[5] ". . . No State shall make or enforce any law which shall abridge the privileges or immunities of citizens of the United States; nor shall any State deprive any person of life, liberty, or property, without due process of law; nor deny to any person within its jurisdiction the equal protection of the laws." Sec. 1, fourteenth amendment, United States Constitution.

[6] "In Anglo-Saxon law that right [of travel] was emerging at least as early as the Magna Carta. Chafee, Three Human Rights in the Constitution of 1787 (1956), 171-181, 187 et seq., shows how deeply engrained in our history this freedom of movement is. Freedom of movement across frontiers in either direction, and inside frontiers as well, was a part of our heritage. . . . It may be as close to the heart of the individual as the choice of what he eats, or wears, or reads. Freedom of movement is basic in our scheme of values. . . . `Our nation,' wrote Chafee, `has thrived on the principle that, outside areas of plainly harmful conduct, every American is left to shape his own life as he thinks best, do what he pleases, go where he pleases.'" Kent v. Dulles (1958), 357 U.S. 116, 125, 126, 78 Sup. Ct. 1113, 2 L. Ed. 2d 1204.

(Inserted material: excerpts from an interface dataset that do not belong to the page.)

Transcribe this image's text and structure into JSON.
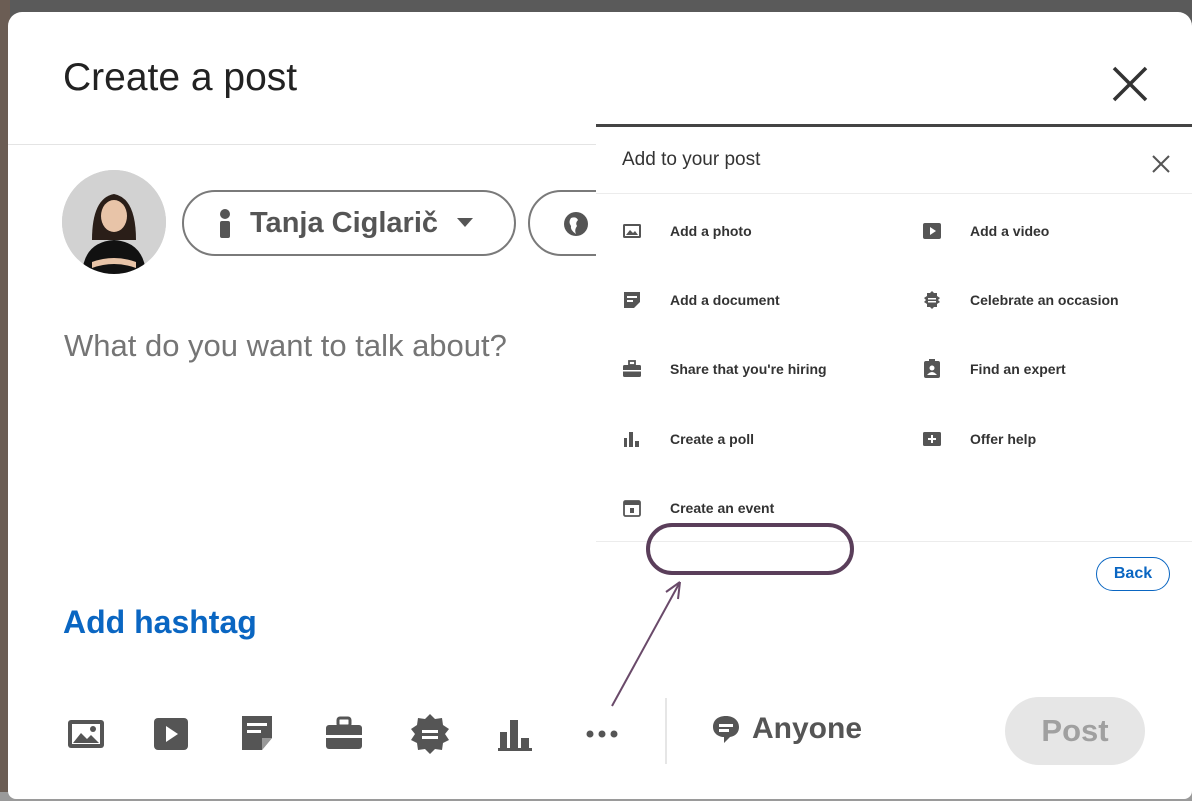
{
  "modal": {
    "title": "Create a post",
    "author": {
      "name": "Tanja Ciglarič"
    },
    "input": {
      "placeholder": "What do you want to talk about?"
    },
    "add_hashtag_label": "Add hashtag",
    "toolbar": {
      "icons": [
        "photo-icon",
        "video-icon",
        "document-icon",
        "job-icon",
        "celebrate-icon",
        "poll-icon",
        "more-icon"
      ],
      "audience_label": "Anyone",
      "post_label": "Post"
    }
  },
  "panel": {
    "title": "Add to your post",
    "items": [
      {
        "label": "Add a photo",
        "icon": "photo-icon"
      },
      {
        "label": "Add a video",
        "icon": "video-icon"
      },
      {
        "label": "Add a document",
        "icon": "document-icon"
      },
      {
        "label": "Celebrate an occasion",
        "icon": "celebrate-icon"
      },
      {
        "label": "Share that you're hiring",
        "icon": "briefcase-icon"
      },
      {
        "label": "Find an expert",
        "icon": "expert-icon"
      },
      {
        "label": "Create a poll",
        "icon": "poll-icon"
      },
      {
        "label": "Offer help",
        "icon": "offer-help-icon"
      },
      {
        "label": "Create an event",
        "icon": "calendar-icon"
      }
    ],
    "back_label": "Back"
  },
  "colors": {
    "accent": "#0a66c2",
    "highlight": "#5a3e5a",
    "disabled_bg": "#e6e6e6"
  }
}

[7] "The right of the people to be secure in their persons, houses, papers, and effects, against unreasonable searches and seizures, shall not be violated, and no Warrants shall issue, but upon probable cause, supported by Oath or affirmation, and particularly describing the place to be searched, and the persons or things to be seized." Fourth amendment, United States Constitution.

"The right of the people to be secure in their persons, houses, papers, and effects against unreasonable searches and seizures shall not be violated; and no warrant shall issue but upon probable cause, supported by oath or affirmation, and particularly describing the place to be searched and the persons or things to be seized." Art. I, sec. 11, Wisconsin Constitution.

[8] "Likewise, weapons and instruments of escape may be searched for and taken to insure the safety of the arresting officers and the custody of the person arrested." State v. Stevens (1965), 26 Wis. 2d 451, 458, 132 N.W.2d 502, citing Agnello v. United States (1925), 269 U.S. 20, 46 Sup. Ct. 4, 70 L. Ed. 145, 51 A. L. R. 409; Browne v. State (1964), 24 Wis. 2d 491, 129 N.W.2d 175, 131 N. W. 2d 169; Stoner v. California (1964), 376 U.S. 483, 84 Sup. Ct. 889, 11 L. Ed. 2d 856.

[9] State v. Dodd (1965), 28 Wis. 2d 643, 137 N.W.2d 465.

[10] Barnes v. State (1964), 25 Wis. 2d 116, 130 N.W.2d 264.

[11] Supra, footnote 8, page 459. See also Hutcherson v. United States (D. C. Cir. 1965), 345 Fed. 2d 964, certiorari denied, 382 U.S. 894, 86 Sup. Ct. 188, 15 L. Ed. 2d 502.